There are water-based ink that will air dry but they are usually only acceptable for craft level printing as the room required for curing greatly reduces productivity. Many waterbased inks can also be more quickly cured with the addition of a catalyst that will assist the heat in the curing of the ink by continuing the cure even if all of the water is not removed in the dryer.

The disadvantage of a catalyst is that once it is added to a water-based ink, it creates a time limit or "pot life" where the ink must be all used in a certain time or be discarded. Most catalyzed water-based ink pot life's are between four and twelve hours.

Since water-based inks contain water as an evaporative solvent, care must be taken to prevent the ink from drying in the screen. If water-based ink is left in open mesh for even a short period of time, it can clog the mesh and ruin the screen. Practiced waterbased ink printers must always be conscious of how long a screen sits between prints to prevent the ink from "drying in". While modern water-based inks are less prone to this phenomenon, it is still a concern.
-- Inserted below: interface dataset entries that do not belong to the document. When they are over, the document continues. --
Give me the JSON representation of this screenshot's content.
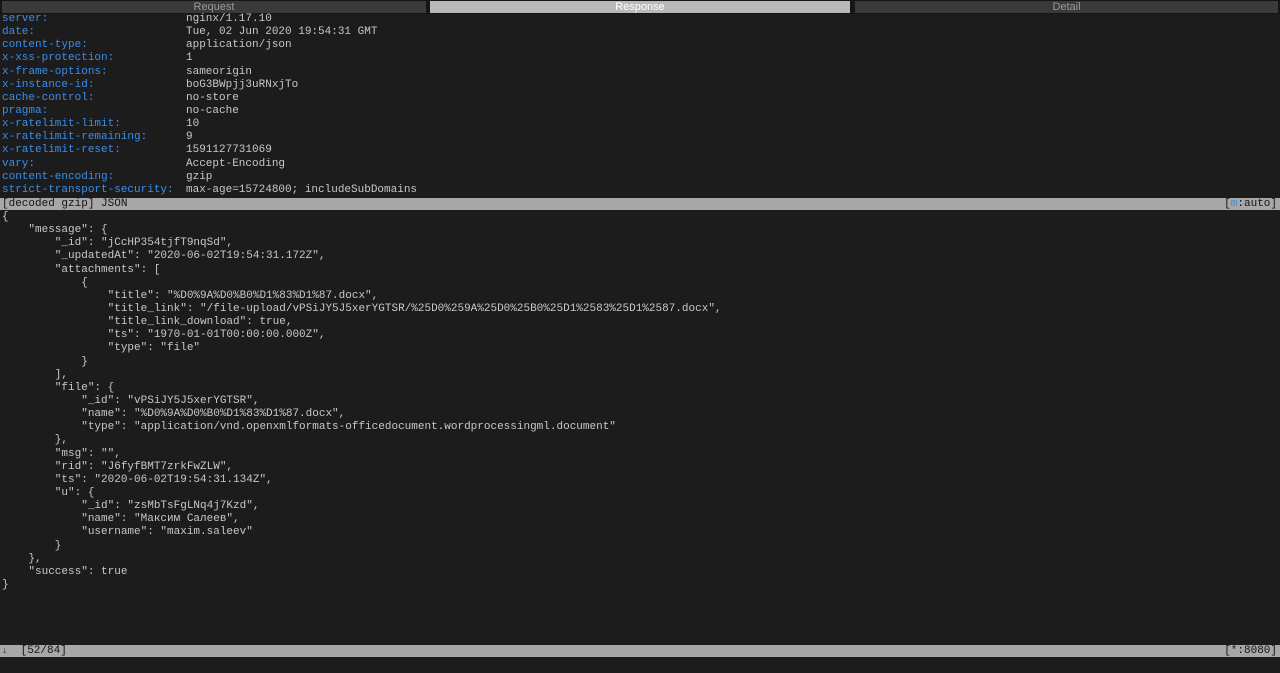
{
  "tabs": [
    {
      "label": "Request"
    },
    {
      "label": "Response"
    },
    {
      "label": "Detail"
    }
  ],
  "active_tab": "Response",
  "headers": [
    {
      "key": "server:",
      "value": "nginx/1.17.10"
    },
    {
      "key": "date:",
      "value": "Tue, 02 Jun 2020 19:54:31 GMT"
    },
    {
      "key": "content-type:",
      "value": "application/json"
    },
    {
      "key": "x-xss-protection:",
      "value": "1"
    },
    {
      "key": "x-frame-options:",
      "value": "sameorigin"
    },
    {
      "key": "x-instance-id:",
      "value": "boG3BWpjj3uRNxjTo"
    },
    {
      "key": "cache-control:",
      "value": "no-store"
    },
    {
      "key": "pragma:",
      "value": "no-cache"
    },
    {
      "key": "x-ratelimit-limit:",
      "value": "10"
    },
    {
      "key": "x-ratelimit-remaining:",
      "value": "9"
    },
    {
      "key": "x-ratelimit-reset:",
      "value": "1591127731069"
    },
    {
      "key": "vary:",
      "value": "Accept-Encoding"
    },
    {
      "key": "content-encoding:",
      "value": "gzip"
    },
    {
      "key": "strict-transport-security:",
      "value": "max-age=15724800; includeSubDomains"
    }
  ],
  "content_bar": {
    "left": "[decoded gzip] JSON",
    "right_open": "[",
    "right_key": "m",
    "right_rest": ":auto]"
  },
  "body_lines": [
    "{",
    "    \"message\": {",
    "        \"_id\": \"jCcHP354tjfT9nqSd\",",
    "        \"_updatedAt\": \"2020-06-02T19:54:31.172Z\",",
    "        \"attachments\": [",
    "            {",
    "                \"title\": \"%D0%9A%D0%B0%D1%83%D1%87.docx\",",
    "                \"title_link\": \"/file-upload/vPSiJY5J5xerYGTSR/%25D0%259A%25D0%25B0%25D1%2583%25D1%2587.docx\",",
    "                \"title_link_download\": true,",
    "                \"ts\": \"1970-01-01T00:00:00.000Z\",",
    "                \"type\": \"file\"",
    "            }",
    "        ],",
    "        \"file\": {",
    "            \"_id\": \"vPSiJY5J5xerYGTSR\",",
    "            \"name\": \"%D0%9A%D0%B0%D1%83%D1%87.docx\",",
    "            \"type\": \"application/vnd.openxmlformats-officedocument.wordprocessingml.document\"",
    "        },",
    "        \"msg\": \"\",",
    "        \"rid\": \"J6fyfBMT7zrkFwZLW\",",
    "        \"ts\": \"2020-06-02T19:54:31.134Z\",",
    "        \"u\": {",
    "            \"_id\": \"zsMbTsFgLNq4j7Kzd\",",
    "            \"name\": \"Максим Салеев\",",
    "            \"username\": \"maxim.saleev\"",
    "        }",
    "    },",
    "    \"success\": true",
    "}"
  ],
  "status_bar": {
    "arrow_icon": "↓",
    "position": "[52/84]",
    "right": "[*:8080]"
  },
  "icons": {
    "status_arrow": "down-arrow-icon"
  },
  "colors": {
    "header_key": "#3b8eea",
    "bar_bg": "#a7a7a7",
    "active_tab_bg": "#b9b9b9",
    "background": "#1c1c1c"
  }
}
In addition, when a water-based print job will take more than one day, the ink must be removed and the screen cleaned with to prevent drying. The ink is then put back in the screen on the next work day and the job is continued.

Water-based ink is also much more aggressive than plastisol towards the emulsion that is used to create the screen stencil. Emulsion manufacturers all make "water-resistant" emulsions that must be used for water-based printing. If standard emulsion is used, the water-based ink will destroy the stencil by melting the emulsion is as little as a few minutes. Even when the proper emulsion is used, screen life tends to be much less with water-based printing than it is for plastisol printing.
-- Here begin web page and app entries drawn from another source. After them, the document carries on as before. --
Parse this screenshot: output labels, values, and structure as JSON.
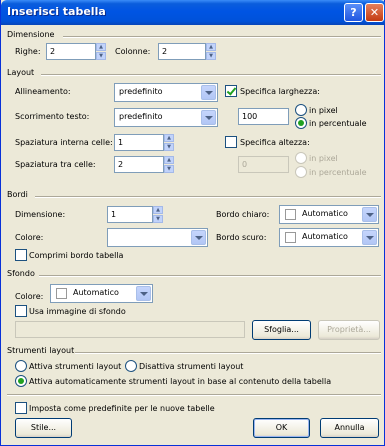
{
  "window": {
    "title": "Inserisci tabella"
  },
  "titlebar": {
    "help_glyph": "?",
    "close_glyph": "✕"
  },
  "dimensione": {
    "title": "Dimensione",
    "righe_label": "Righe:",
    "righe_value": "2",
    "colonne_label": "Colonne:",
    "colonne_value": "2"
  },
  "layout": {
    "title": "Layout",
    "allineamento_label": "Allineamento:",
    "allineamento_value": "predefinito",
    "scorrimento_label": "Scorrimento testo:",
    "scorrimento_value": "predefinito",
    "spaziatura_interna_label": "Spaziatura interna celle:",
    "spaziatura_interna_value": "1",
    "spaziatura_tra_label": "Spaziatura tra celle:",
    "spaziatura_tra_value": "2",
    "specifica_larghezza_label": "Specifica larghezza:",
    "specifica_larghezza_checked": true,
    "larghezza_value": "100",
    "in_pixel_label": "in pixel",
    "in_percentuale_label": "in percentuale",
    "specifica_altezza_label": "Specifica altezza:",
    "specifica_altezza_checked": false,
    "altezza_value": "0",
    "altezza_pixel_label": "in pixel",
    "altezza_percentuale_label": "in percentuale"
  },
  "bordi": {
    "title": "Bordi",
    "dimensione_label": "Dimensione:",
    "dimensione_value": "1",
    "colore_label": "Colore:",
    "colore_value": "",
    "comprimi_label": "Comprimi bordo tabella",
    "comprimi_checked": false,
    "bordo_chiaro_label": "Bordo chiaro:",
    "bordo_chiaro_value": "Automatico",
    "bordo_scuro_label": "Bordo scuro:",
    "bordo_scuro_value": "Automatico"
  },
  "sfondo": {
    "title": "Sfondo",
    "colore_label": "Colore:",
    "colore_value": "Automatico",
    "usa_immagine_label": "Usa immagine di sfondo",
    "usa_immagine_checked": false,
    "immagine_path": "",
    "sfoglia_label": "Sfoglia...",
    "proprieta_label": "Proprietà..."
  },
  "strumenti": {
    "title": "Strumenti layout",
    "attiva_label": "Attiva strumenti layout",
    "disattiva_label": "Disattiva strumenti layout",
    "auto_label": "Attiva automaticamente strumenti layout in base al contenuto della tabella",
    "selected": "auto"
  },
  "footer": {
    "imposta_label": "Imposta come predefinite per le nuove tabelle",
    "imposta_checked": false,
    "stile_label": "Stile...",
    "ok_label": "OK",
    "annulla_label": "Annulla"
  },
  "colors": {
    "title_bar": "#0054e3",
    "dialog_bg": "#ece9d8",
    "check_mark": "#21a121"
  }
}
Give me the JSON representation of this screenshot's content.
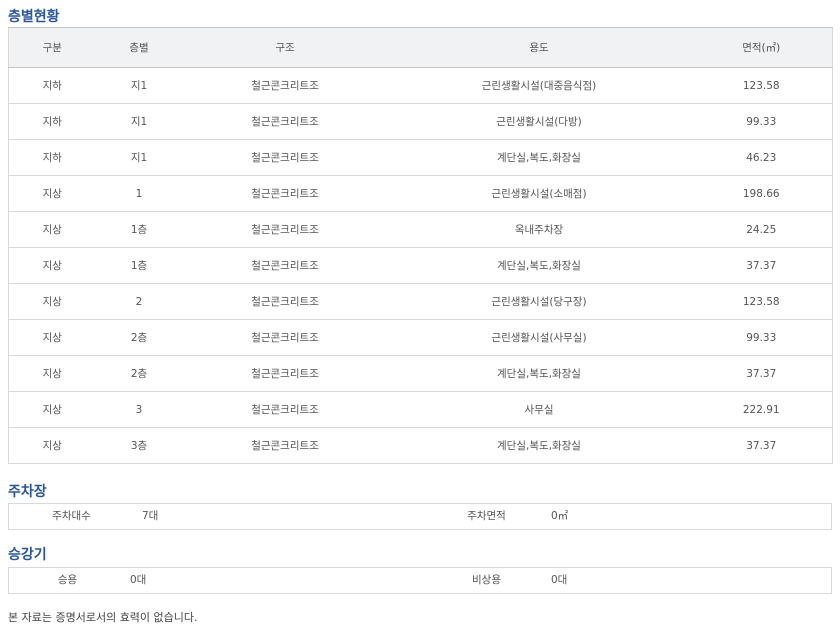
{
  "floor_section": {
    "title": "층별현황",
    "headers": [
      "구분",
      "층별",
      "구조",
      "용도",
      "면적(㎡)"
    ],
    "rows": [
      [
        "지하",
        "지1",
        "철근콘크리트조",
        "근린생활시설(대중음식점)",
        "123.58"
      ],
      [
        "지하",
        "지1",
        "철근콘크리트조",
        "근린생활시설(다방)",
        "99.33"
      ],
      [
        "지하",
        "지1",
        "철근콘크리트조",
        "계단실,복도,화장실",
        "46.23"
      ],
      [
        "지상",
        "1",
        "철근콘크리트조",
        "근린생활시설(소매점)",
        "198.66"
      ],
      [
        "지상",
        "1층",
        "철근콘크리트조",
        "옥내주차장",
        "24.25"
      ],
      [
        "지상",
        "1층",
        "철근콘크리트조",
        "계단실,복도,화장실",
        "37.37"
      ],
      [
        "지상",
        "2",
        "철근콘크리트조",
        "근린생활시설(당구장)",
        "123.58"
      ],
      [
        "지상",
        "2층",
        "철근콘크리트조",
        "근린생활시설(사무실)",
        "99.33"
      ],
      [
        "지상",
        "2층",
        "철근콘크리트조",
        "계단실,복도,화장실",
        "37.37"
      ],
      [
        "지상",
        "3",
        "철근콘크리트조",
        "사무실",
        "222.91"
      ],
      [
        "지상",
        "3층",
        "철근콘크리트조",
        "계단실,복도,화장실",
        "37.37"
      ]
    ]
  },
  "parking": {
    "title": "주차장",
    "count_label": "주차대수",
    "count_value": "7대",
    "area_label": "주차면적",
    "area_value": "0㎡"
  },
  "elevator": {
    "title": "승강기",
    "passenger_label": "승용",
    "passenger_value": "0대",
    "emergency_label": "비상용",
    "emergency_value": "0대"
  },
  "note": "본 자료는 증명서로서의 효력이 없습니다."
}
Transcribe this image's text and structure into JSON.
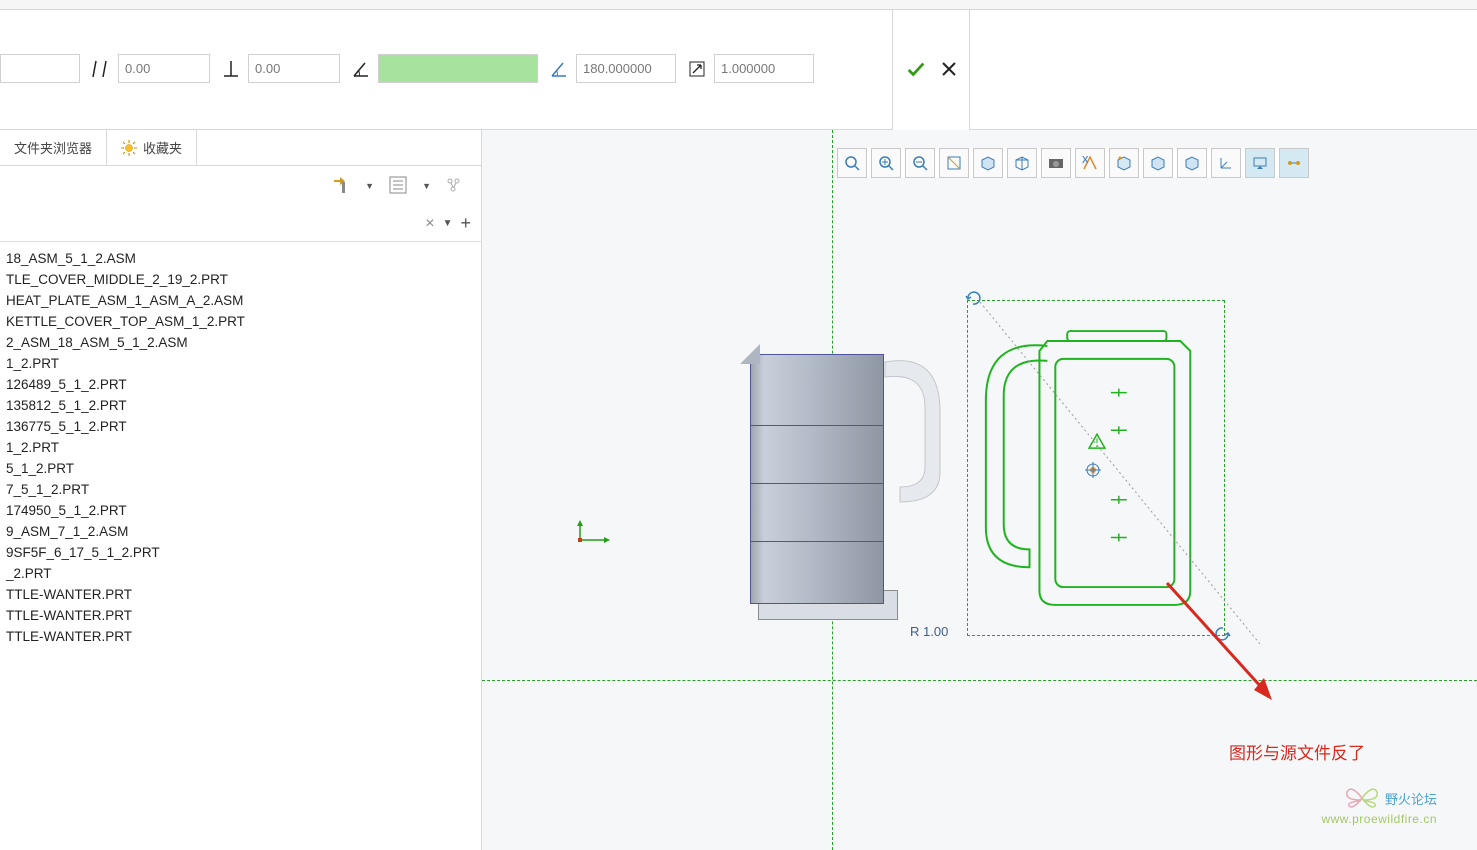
{
  "ribbon": {
    "tabs": [
      "",
      "",
      "",
      "",
      "",
      "",
      "",
      "",
      ""
    ]
  },
  "dimbar": {
    "blank": "",
    "parallel": "0.00",
    "perp": "0.00",
    "angle_highlight": "",
    "angle": "180.000000",
    "scale": "1.000000"
  },
  "subtabs": {
    "folder_browser": "文件夹浏览器",
    "favorites": "收藏夹"
  },
  "tree": {
    "items": [
      "18_ASM_5_1_2.ASM",
      "TLE_COVER_MIDDLE_2_19_2.PRT",
      "HEAT_PLATE_ASM_1_ASM_A_2.ASM",
      "KETTLE_COVER_TOP_ASM_1_2.PRT",
      "2_ASM_18_ASM_5_1_2.ASM",
      "1_2.PRT",
      "126489_5_1_2.PRT",
      "135812_5_1_2.PRT",
      "136775_5_1_2.PRT",
      "1_2.PRT",
      "5_1_2.PRT",
      "7_5_1_2.PRT",
      "174950_5_1_2.PRT",
      "9_ASM_7_1_2.ASM",
      "9SF5F_6_17_5_1_2.PRT",
      "_2.PRT",
      "TTLE-WANTER.PRT",
      "TTLE-WANTER.PRT",
      "TTLE-WANTER.PRT"
    ]
  },
  "rlabel": "R 1.00",
  "annotation": "图形与源文件反了",
  "watermark": {
    "t1": "野火论坛",
    "t2": "www.proewildfire.cn"
  }
}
Water-based Ink Cleanup

There is a common misconception that because water can be used for cleaning screens, squeegees and tools, that the waste water can just be discharged in the sewer. However, the water-based ink is not just water. There are pigments, binders, thickeners, and sometimes, even co-solvents in the ink residue. Screen cleaning systems that can at least capture the solids are still recommended.

In addition, water-based that has not been catalyzed can be returned to its container for reuse. If the ink has been catalyzed, it should be considered hazardous waste unless it can be dried out (all water and solvent removed) before discarding. If it cannot be dried, it should be disposed of as hazardous waste.


Whether printing with plastisol or a water-based ink system, you are still printing a chemical compound. Therefore, it is essential that proper handling and disposal methods be practiced. As stated above, there are advantages and disadvantages to each ink system. The key is to use the proper ink for the application, minimizing waste product, and always dispose of waste properly.

Curing Ease of Printing Opacity Hand Cost Waste Ink Recovery
Plastisol Easy Fair Low-High Med-Hvy Mod-High Excellent
Waterbased Hard Easy Low-Med Soft Low-Mod Fair


Plastisol Water-based
T-Shirts, light colored Excellent Excellent
T-Shirts, dark colored Good Poor
Nylon Jackets Good Fair
Towels Poor Excellent
Yardage Poor Excellent

Primary Author

Mike Ukena

Other PNEAC Contacts

Debra Jacobson
University of Illinois Sustainable Technology Center

Gary Jones
Graphic Arts Technical Foundation

Wayne Pferdehirt
Solid & Hazardous Waste Education Center

Written: June 26, 2000
Updated: June 14, 2011

Note: Reasonable effort has been made to review and verify information in this document. Neither PNEAC and it's partners, nor the technical reviewers and their agencies, assume responsibility for completeness and accuracy of the information, or it's interpretation. The reader is responsible for making the appropriate decisions with respect to their operation, specific materials employed, work practices, equipment and regulatory obligations. It is imperative to verify current applicable regulatory requirements with state and/or local regulatory agencies.